Table 2

The documentation of bruising includes the following

(1) Shape: the contour, pattern, and degree of swelling should be described as fully as possible
(2) Size: this will depend on the shape of the bruise. However, it is important to give the overall dimensions in terms of at least two measurements—width and length—together with the orientation of each. The size can be compared with its size at any later examination of the injury
(3) Colour: a description of the colour of the bruise in simple terms is essential
(4) Site: as with any injury it is essential to describe its exact location on the body. This should include a description of the location (for example, lower aspect of left front of chest) and distance from two points of reference (for example, from the midline and below the top of the shoulder)

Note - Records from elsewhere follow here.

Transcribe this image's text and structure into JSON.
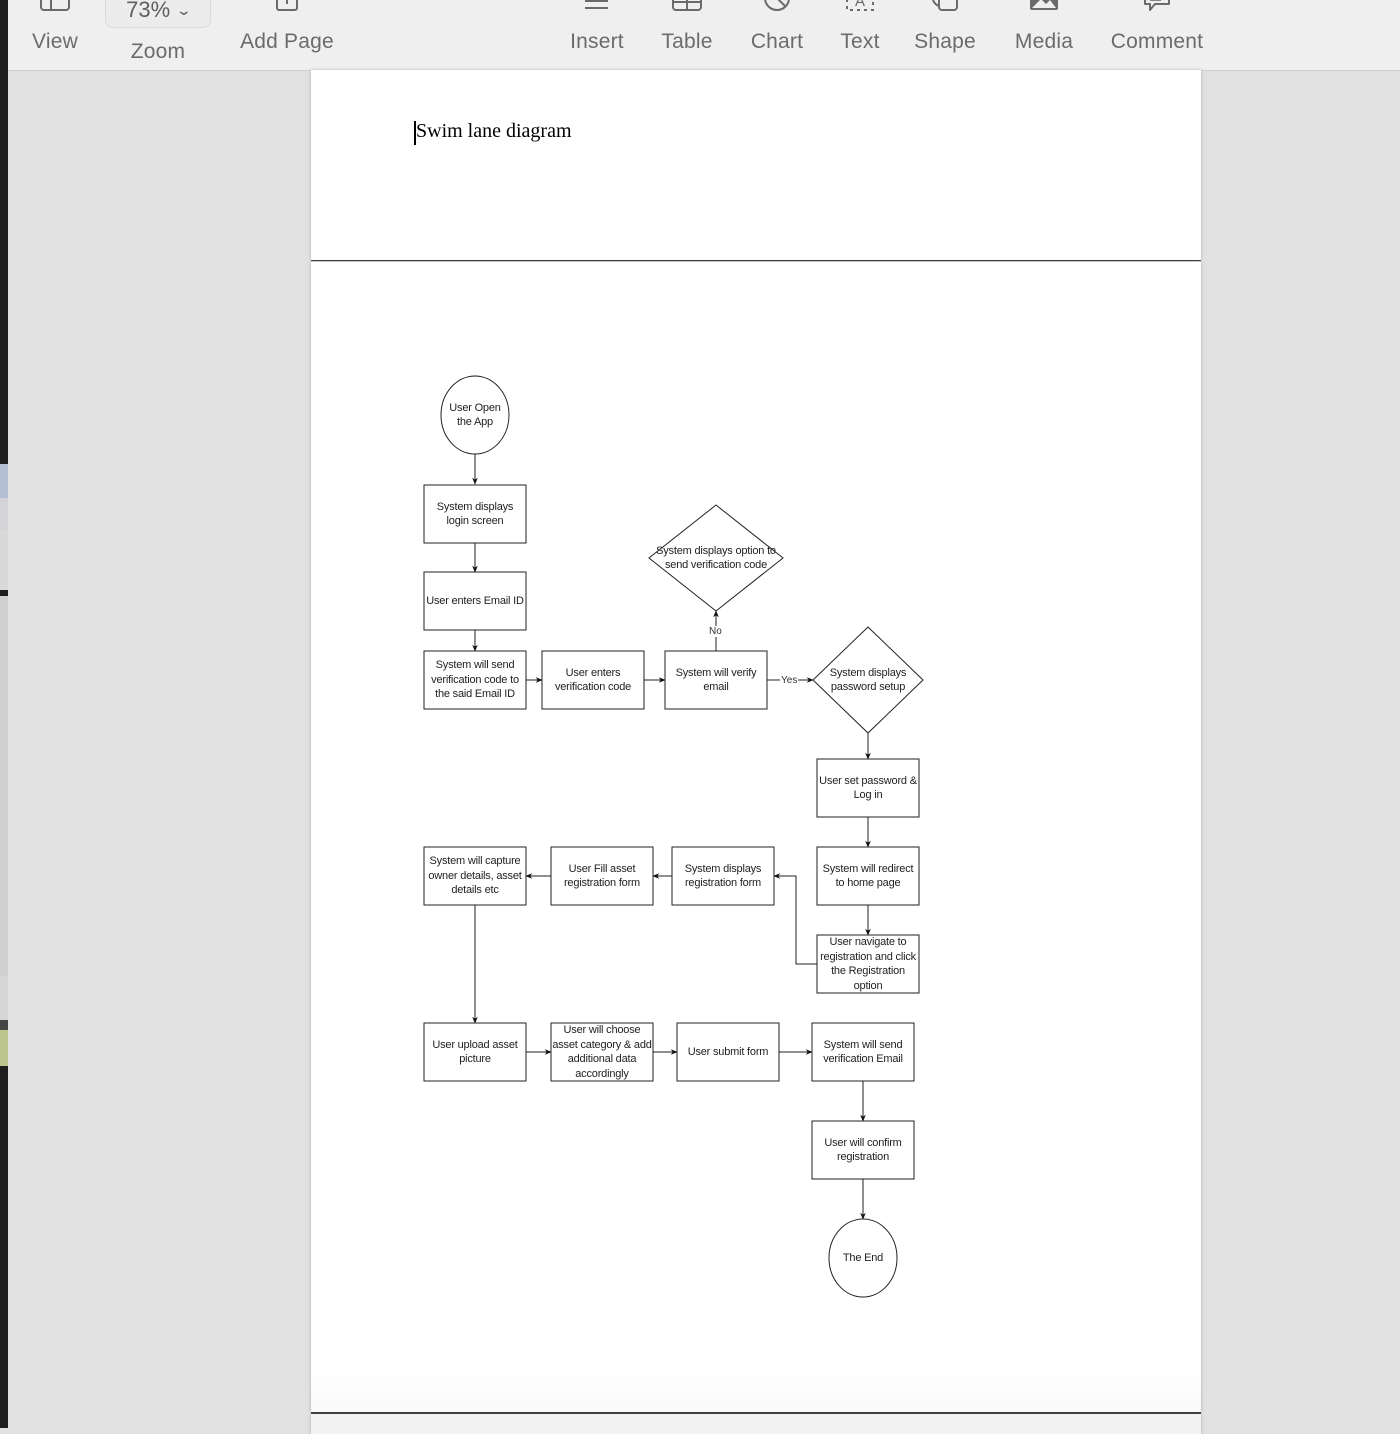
{
  "toolbar": {
    "items": [
      {
        "label": "View",
        "icon": "sidebar-view-icon"
      },
      {
        "label": "Zoom",
        "icon": "zoom-dropdown",
        "value": "73%"
      },
      {
        "label": "Add Page",
        "icon": "add-page-icon"
      },
      {
        "label": "Insert",
        "icon": "insert-icon"
      },
      {
        "label": "Table",
        "icon": "table-icon"
      },
      {
        "label": "Chart",
        "icon": "chart-icon"
      },
      {
        "label": "Text",
        "icon": "text-box-icon"
      },
      {
        "label": "Shape",
        "icon": "shape-icon"
      },
      {
        "label": "Media",
        "icon": "media-icon"
      },
      {
        "label": "Comment",
        "icon": "comment-icon"
      }
    ],
    "zoom_value": "73%"
  },
  "document": {
    "title_text": "Swim lane diagram"
  },
  "diagram": {
    "nodes": [
      {
        "id": "start",
        "shape": "ellipse",
        "text": "User Open the App"
      },
      {
        "id": "login",
        "shape": "rect",
        "text": "System displays login screen"
      },
      {
        "id": "email",
        "shape": "rect",
        "text": "User enters Email ID"
      },
      {
        "id": "sendcode",
        "shape": "rect",
        "text": "System will send verification code to the said Email ID"
      },
      {
        "id": "entercode",
        "shape": "rect",
        "text": "User enters verification code"
      },
      {
        "id": "verify",
        "shape": "rect",
        "text": "System will verify email"
      },
      {
        "id": "resend",
        "shape": "diamond",
        "text": "System displays option to send verification code"
      },
      {
        "id": "pwsetup",
        "shape": "diamond",
        "text": "System displays password setup"
      },
      {
        "id": "setpw",
        "shape": "rect",
        "text": "User set password & Log in"
      },
      {
        "id": "home",
        "shape": "rect",
        "text": "System will redirect to home page"
      },
      {
        "id": "navreg",
        "shape": "rect",
        "text": "User navigate to registration and click the Registration option"
      },
      {
        "id": "regform",
        "shape": "rect",
        "text": "System displays registration form"
      },
      {
        "id": "fillform",
        "shape": "rect",
        "text": "User Fill asset registration form"
      },
      {
        "id": "capture",
        "shape": "rect",
        "text": "System will capture owner details, asset details etc"
      },
      {
        "id": "upload",
        "shape": "rect",
        "text": "User upload asset picture"
      },
      {
        "id": "category",
        "shape": "rect",
        "text": "User will choose asset category & add additional data accordingly"
      },
      {
        "id": "submit",
        "shape": "rect",
        "text": "User submit form"
      },
      {
        "id": "sendemail",
        "shape": "rect",
        "text": "System will send verification Email"
      },
      {
        "id": "confirm",
        "shape": "rect",
        "text": "User will confirm registration"
      },
      {
        "id": "end",
        "shape": "ellipse",
        "text": "The End"
      }
    ],
    "edges": [
      {
        "from": "start",
        "to": "login",
        "label": ""
      },
      {
        "from": "login",
        "to": "email",
        "label": ""
      },
      {
        "from": "email",
        "to": "sendcode",
        "label": ""
      },
      {
        "from": "sendcode",
        "to": "entercode",
        "label": ""
      },
      {
        "from": "entercode",
        "to": "verify",
        "label": ""
      },
      {
        "from": "verify",
        "to": "resend",
        "label": "No"
      },
      {
        "from": "verify",
        "to": "pwsetup",
        "label": "Yes"
      },
      {
        "from": "pwsetup",
        "to": "setpw",
        "label": ""
      },
      {
        "from": "setpw",
        "to": "home",
        "label": ""
      },
      {
        "from": "home",
        "to": "navreg",
        "label": ""
      },
      {
        "from": "navreg",
        "to": "regform",
        "label": ""
      },
      {
        "from": "regform",
        "to": "fillform",
        "label": ""
      },
      {
        "from": "fillform",
        "to": "capture",
        "label": ""
      },
      {
        "from": "capture",
        "to": "upload",
        "label": ""
      },
      {
        "from": "upload",
        "to": "category",
        "label": ""
      },
      {
        "from": "category",
        "to": "submit",
        "label": ""
      },
      {
        "from": "submit",
        "to": "sendemail",
        "label": ""
      },
      {
        "from": "sendemail",
        "to": "confirm",
        "label": ""
      },
      {
        "from": "confirm",
        "to": "end",
        "label": ""
      }
    ]
  }
}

(5) Photography: it is essential to illustrate the description of bruising with good quality photography. A measurement scale should be included within each photograph and, where attempts are made to age bruises by assessing their colour, as depicted in the photographic print, it is useful to include a colour scale
(6) In certain circumstances, the use of special photographic techniques using different wavelengths outside the visible spectrum, such as ultraviolet and infrared, may enhance the appearance of a bruise2